Data records for software interfaces:
☆ ☆ ☆ ☆ ☆
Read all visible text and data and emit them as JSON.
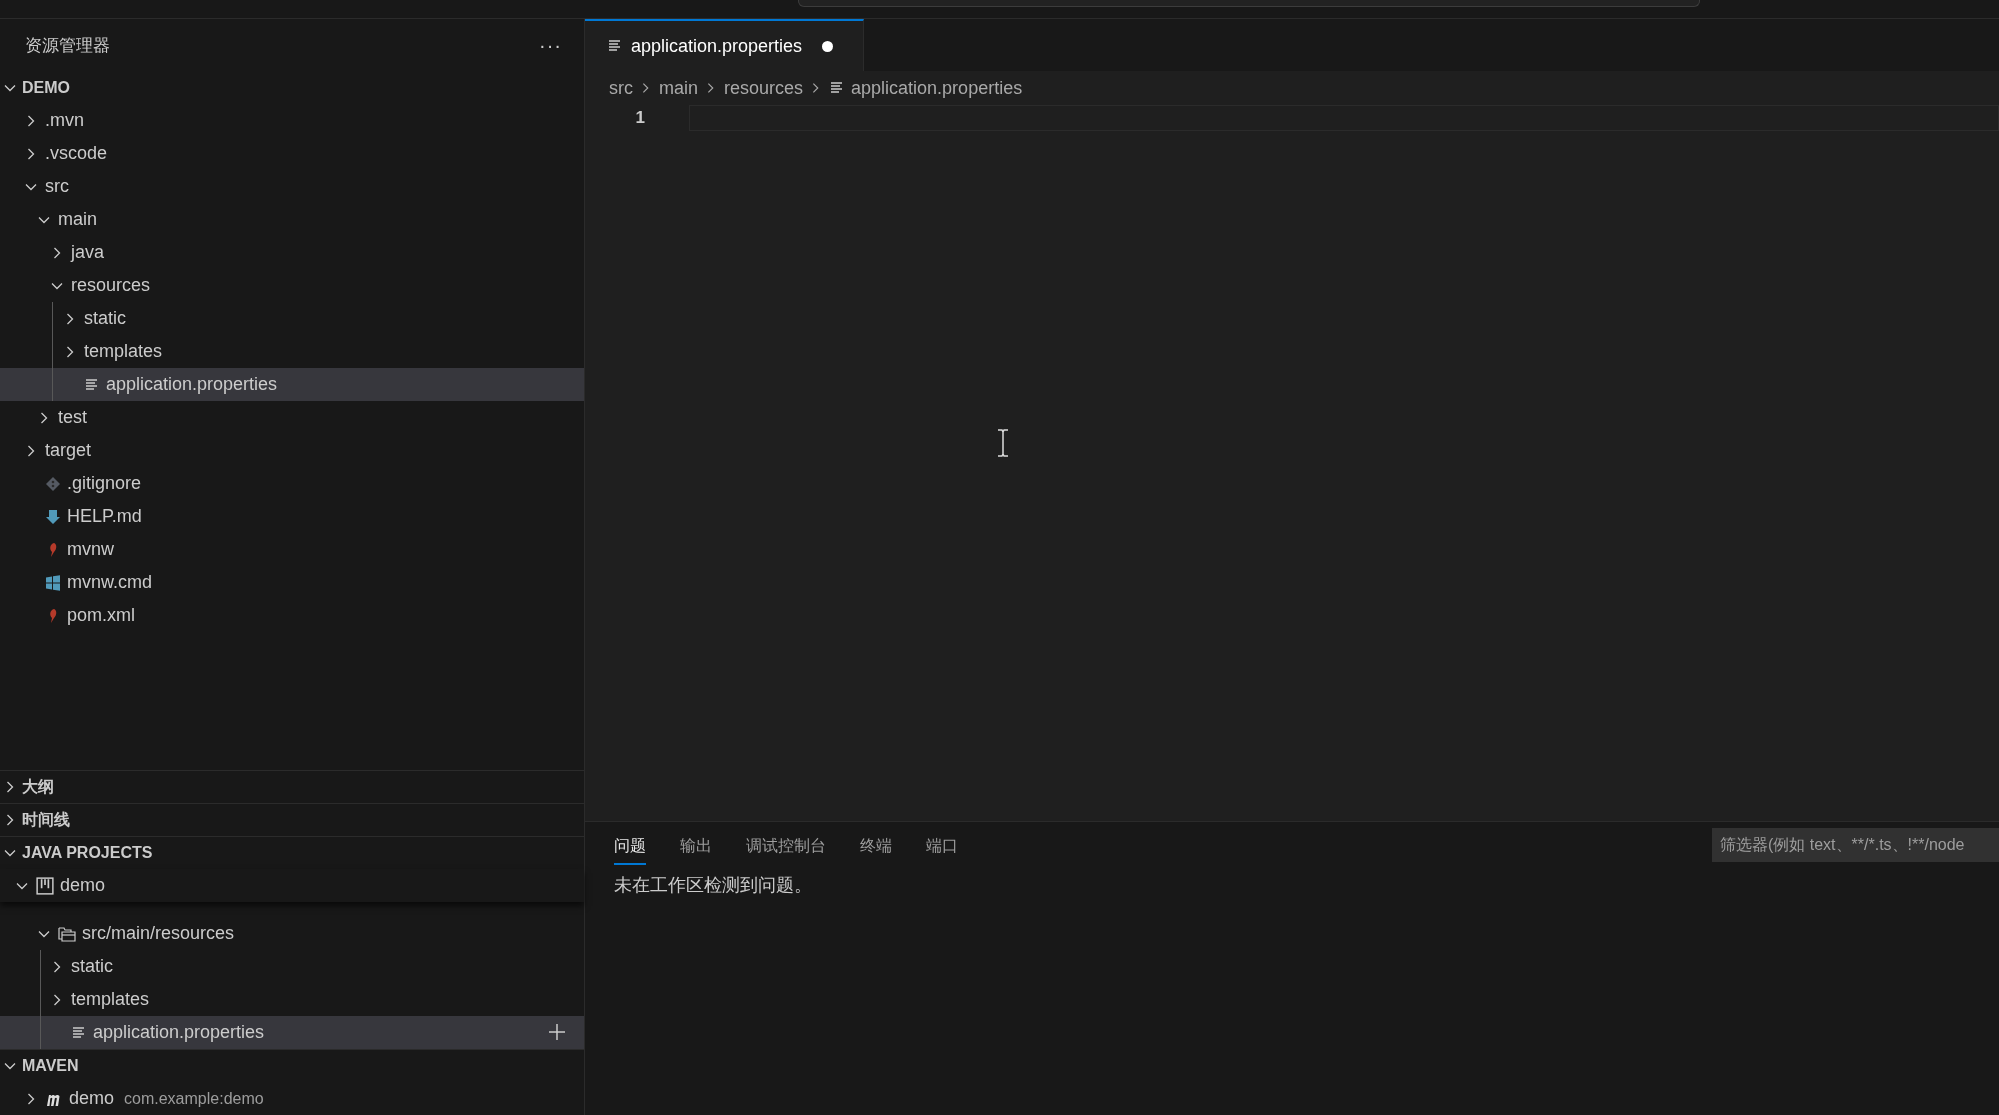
{
  "sidebar": {
    "title": "资源管理器",
    "more": "···",
    "explorer": {
      "title": "DEMO",
      "expanded": true,
      "children": [
        {
          "label": ".mvn",
          "kind": "folder",
          "expanded": false,
          "selected": false
        },
        {
          "label": ".vscode",
          "kind": "folder",
          "expanded": false,
          "selected": false
        },
        {
          "label": "src",
          "kind": "folder",
          "expanded": true,
          "selected": false,
          "children": [
            {
              "label": "main",
              "kind": "folder",
              "expanded": true,
              "selected": false,
              "children": [
                {
                  "label": "java",
                  "kind": "folder",
                  "expanded": false,
                  "selected": false
                },
                {
                  "label": "resources",
                  "kind": "folder",
                  "expanded": true,
                  "selected": false,
                  "children": [
                    {
                      "label": "static",
                      "kind": "folder",
                      "expanded": false,
                      "selected": false
                    },
                    {
                      "label": "templates",
                      "kind": "folder",
                      "expanded": false,
                      "selected": false
                    },
                    {
                      "label": "application.properties",
                      "kind": "properties",
                      "selected": true
                    }
                  ]
                }
              ]
            },
            {
              "label": "test",
              "kind": "folder",
              "expanded": false,
              "selected": false
            }
          ]
        },
        {
          "label": "target",
          "kind": "folder",
          "expanded": false,
          "selected": false
        },
        {
          "label": ".gitignore",
          "kind": "git",
          "selected": false
        },
        {
          "label": "HELP.md",
          "kind": "markdown",
          "selected": false
        },
        {
          "label": "mvnw",
          "kind": "maven",
          "selected": false
        },
        {
          "label": "mvnw.cmd",
          "kind": "windows",
          "selected": false
        },
        {
          "label": "pom.xml",
          "kind": "maven",
          "selected": false
        }
      ]
    },
    "outline": {
      "title": "大纲",
      "expanded": false
    },
    "timeline": {
      "title": "时间线",
      "expanded": false
    },
    "java_projects": {
      "title": "JAVA PROJECTS",
      "expanded": true,
      "project": {
        "label": "demo",
        "kind": "project",
        "expanded": true
      },
      "children": [
        {
          "label": "src/main/resources",
          "kind": "package",
          "expanded": true,
          "selected": false,
          "children": [
            {
              "label": "static",
              "kind": "folder",
              "expanded": false,
              "selected": false
            },
            {
              "label": "templates",
              "kind": "folder",
              "expanded": false,
              "selected": false
            },
            {
              "label": "application.properties",
              "kind": "properties",
              "selected": true
            }
          ]
        }
      ]
    },
    "maven": {
      "title": "MAVEN",
      "expanded": true,
      "children": [
        {
          "label": "demo",
          "detail": "com.example:demo",
          "kind": "mavenproject",
          "expanded": false,
          "selected": false
        }
      ]
    }
  },
  "editor": {
    "tabs": [
      {
        "label": "application.properties",
        "selected": true,
        "modified": true
      }
    ],
    "breadcrumb": [
      "src",
      "main",
      "resources",
      "application.properties"
    ],
    "line_numbers": [
      "1"
    ]
  },
  "panel": {
    "tabs": [
      {
        "label": "问题",
        "selected": true
      },
      {
        "label": "输出",
        "selected": false
      },
      {
        "label": "调试控制台",
        "selected": false
      },
      {
        "label": "终端",
        "selected": false
      },
      {
        "label": "端口",
        "selected": false
      }
    ],
    "filter": {
      "placeholder": "筛选器(例如 text、**/*.ts、!**/node"
    },
    "message": "未在工作区检测到问题。"
  }
}
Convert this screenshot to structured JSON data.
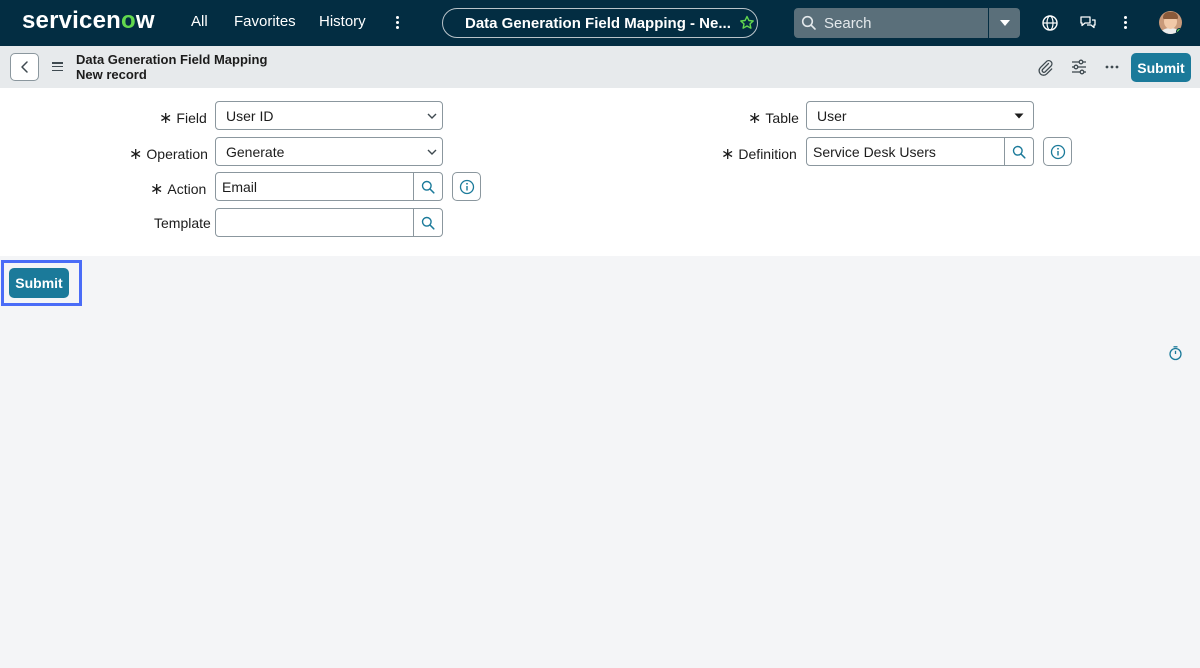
{
  "app": {
    "logo_text": "servicenow",
    "nav_links": [
      "All",
      "Favorites",
      "History"
    ],
    "record_pill": "Data Generation Field Mapping - Ne...",
    "search_placeholder": "Search",
    "colors": {
      "nav_bg": "#032d42",
      "accent": "#1b7a9a",
      "logo_o": "#62d84e",
      "highlight": "#4a6cf7"
    }
  },
  "header": {
    "title": "Data Generation Field Mapping",
    "subtitle": "New record",
    "submit_label": "Submit",
    "icons": [
      "attachment-icon",
      "settings-sliders-icon",
      "more-options-icon"
    ]
  },
  "form": {
    "field": {
      "label": "Field",
      "value": "User ID"
    },
    "operation": {
      "label": "Operation",
      "value": "Generate"
    },
    "action": {
      "label": "Action",
      "value": "Email"
    },
    "template": {
      "label": "Template",
      "value": ""
    },
    "table": {
      "label": "Table",
      "value": "User"
    },
    "definition": {
      "label": "Definition",
      "value": "Service Desk Users"
    }
  },
  "footer": {
    "submit_label": "Submit"
  }
}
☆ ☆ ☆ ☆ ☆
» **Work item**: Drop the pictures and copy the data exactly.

» **Task result**:
Read all visible text and data and emit them as JSON.
{
  "sidebar": {
    "title": "资源管理器",
    "more": "···",
    "explorer": {
      "title": "DEMO",
      "expanded": true,
      "children": [
        {
          "label": ".mvn",
          "kind": "folder",
          "expanded": false,
          "selected": false
        },
        {
          "label": ".vscode",
          "kind": "folder",
          "expanded": false,
          "selected": false
        },
        {
          "label": "src",
          "kind": "folder",
          "expanded": true,
          "selected": false,
          "children": [
            {
              "label": "main",
              "kind": "folder",
              "expanded": true,
              "selected": false,
              "children": [
                {
                  "label": "java",
                  "kind": "folder",
                  "expanded": false,
                  "selected": false
                },
                {
                  "label": "resources",
                  "kind": "folder",
                  "expanded": true,
                  "selected": false,
                  "children": [
                    {
                      "label": "static",
                      "kind": "folder",
                      "expanded": false,
                      "selected": false
                    },
                    {
                      "label": "templates",
                      "kind": "folder",
                      "expanded": false,
                      "selected": false
                    },
                    {
                      "label": "application.properties",
                      "kind": "properties",
                      "selected": true
                    }
                  ]
                }
              ]
            },
            {
              "label": "test",
              "kind": "folder",
              "expanded": false,
              "selected": false
            }
          ]
        },
        {
          "label": "target",
          "kind": "folder",
          "expanded": false,
          "selected": false
        },
        {
          "label": ".gitignore",
          "kind": "git",
          "selected": false
        },
        {
          "label": "HELP.md",
          "kind": "markdown",
          "selected": false
        },
        {
          "label": "mvnw",
          "kind": "maven",
          "selected": false
        },
        {
          "label": "mvnw.cmd",
          "kind": "windows",
          "selected": false
        },
        {
          "label": "pom.xml",
          "kind": "maven",
          "selected": false
        }
      ]
    },
    "outline": {
      "title": "大纲",
      "expanded": false
    },
    "timeline": {
      "title": "时间线",
      "expanded": false
    },
    "java_projects": {
      "title": "JAVA PROJECTS",
      "expanded": true,
      "project": {
        "label": "demo",
        "kind": "project",
        "expanded": true
      },
      "children": [
        {
          "label": "src/main/resources",
          "kind": "package",
          "expanded": true,
          "selected": false,
          "children": [
            {
              "label": "static",
              "kind": "folder",
              "expanded": false,
              "selected": false
            },
            {
              "label": "templates",
              "kind": "folder",
              "expanded": false,
              "selected": false
            },
            {
              "label": "application.properties",
              "kind": "properties",
              "selected": true
            }
          ]
        }
      ]
    },
    "maven": {
      "title": "MAVEN",
      "expanded": true,
      "children": [
        {
          "label": "demo",
          "detail": "com.example:demo",
          "kind": "mavenproject",
          "expanded": false,
          "selected": false
        }
      ]
    }
  },
  "editor": {
    "tabs": [
      {
        "label": "application.properties",
        "selected": true,
        "modified": true
      }
    ],
    "breadcrumb": [
      "src",
      "main",
      "resources",
      "application.properties"
    ],
    "line_numbers": [
      "1"
    ]
  },
  "panel": {
    "tabs": [
      {
        "label": "问题",
        "selected": true
      },
      {
        "label": "输出",
        "selected": false
      },
      {
        "label": "调试控制台",
        "selected": false
      },
      {
        "label": "终端",
        "selected": false
      },
      {
        "label": "端口",
        "selected": false
      }
    ],
    "filter": {
      "placeholder": "筛选器(例如 text、**/*.ts、!**/node"
    },
    "message": "未在工作区检测到问题。"
  }
}
Convert this screenshot to structured JSON data.
{
  "app": {
    "logo_text": "servicenow",
    "nav_links": [
      "All",
      "Favorites",
      "History"
    ],
    "record_pill": "Data Generation Field Mapping - Ne...",
    "search_placeholder": "Search",
    "colors": {
      "nav_bg": "#032d42",
      "accent": "#1b7a9a",
      "logo_o": "#62d84e",
      "highlight": "#4a6cf7"
    }
  },
  "header": {
    "title": "Data Generation Field Mapping",
    "subtitle": "New record",
    "submit_label": "Submit",
    "icons": [
      "attachment-icon",
      "settings-sliders-icon",
      "more-options-icon"
    ]
  },
  "form": {
    "field": {
      "label": "Field",
      "value": "User ID"
    },
    "operation": {
      "label": "Operation",
      "value": "Generate"
    },
    "action": {
      "label": "Action",
      "value": "Email"
    },
    "template": {
      "label": "Template",
      "value": ""
    },
    "table": {
      "label": "Table",
      "value": "User"
    },
    "definition": {
      "label": "Definition",
      "value": "Service Desk Users"
    }
  },
  "footer": {
    "submit_label": "Submit"
  }
}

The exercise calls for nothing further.